That sent shares plunging more than 13 per cent as markets opened on Monday morning.
The miner said the government's decision in March to ban exports of gold and copper concentrate has impacted 35 per cent of its production costing it $210m to date.
It has now decided the Bulyanhulu mine is "unsustainable" and will reduce operations and spending there "in order to preserve the viability of our business over the longer term".
As a result, Acacia has slashed production forecasts by 100,000.
It will hold onto assets and equipment in case operations can resume and talks with the government are ongoing.
Tanzania banned the export of unprocessed metals earlier this year and has accused it of avoiding tax, slapping it with a $190bn bill.
Acacia's other mine in the country, Buzwagi, will continue running.

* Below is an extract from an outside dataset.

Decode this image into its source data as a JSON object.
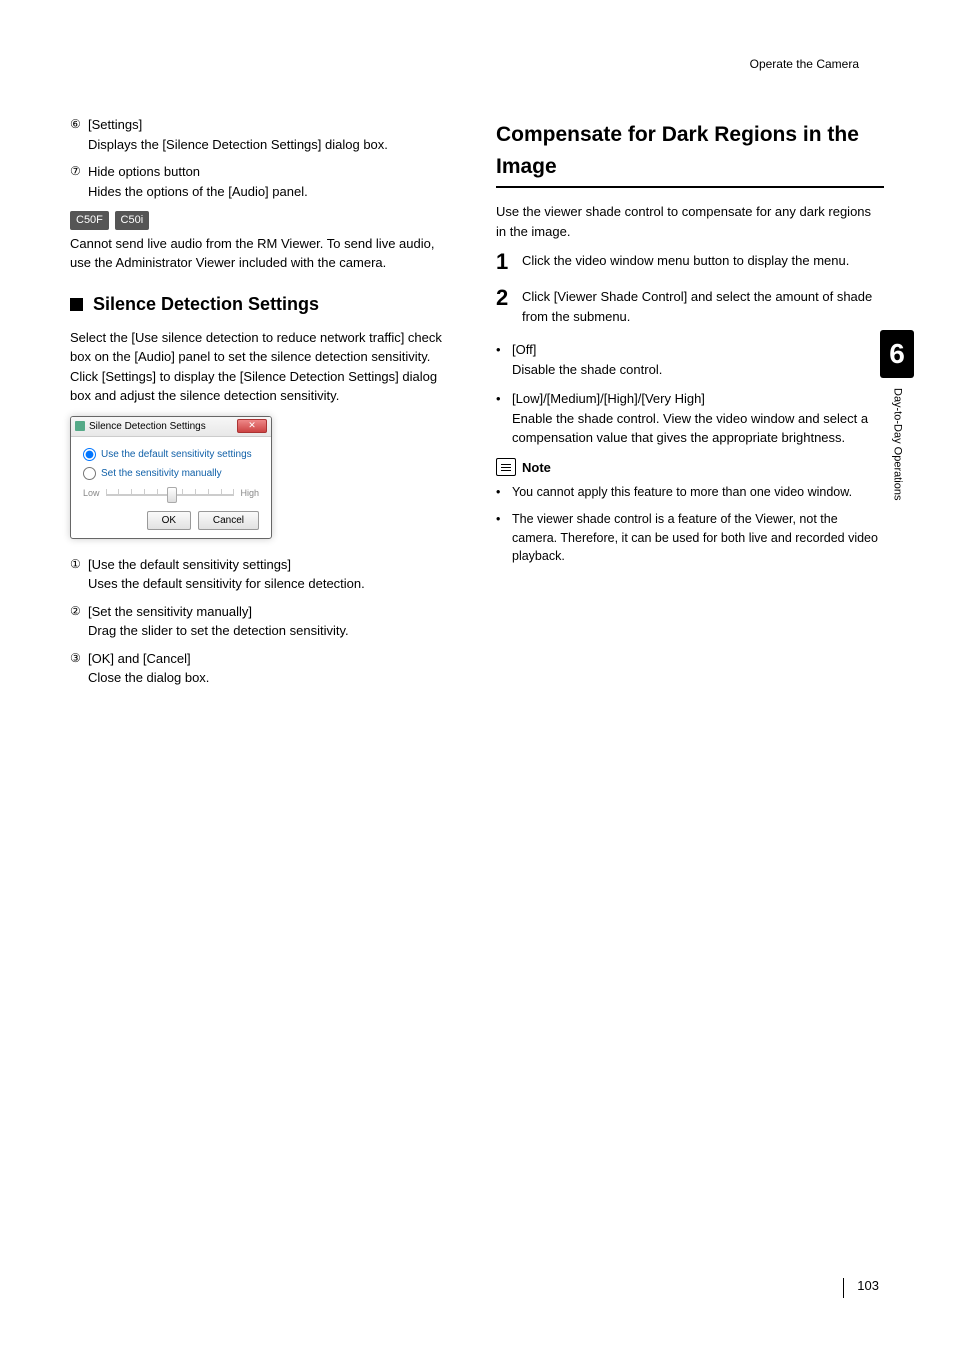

In an update to the market, the compnay said "it remains hopeful that the ongoing discussions between Barrick and the government of Tanzania will lead to a resolution to the concentrate ban and operating environment and enable the re-assessment of the operating situation at Bulyanhulu in the near future."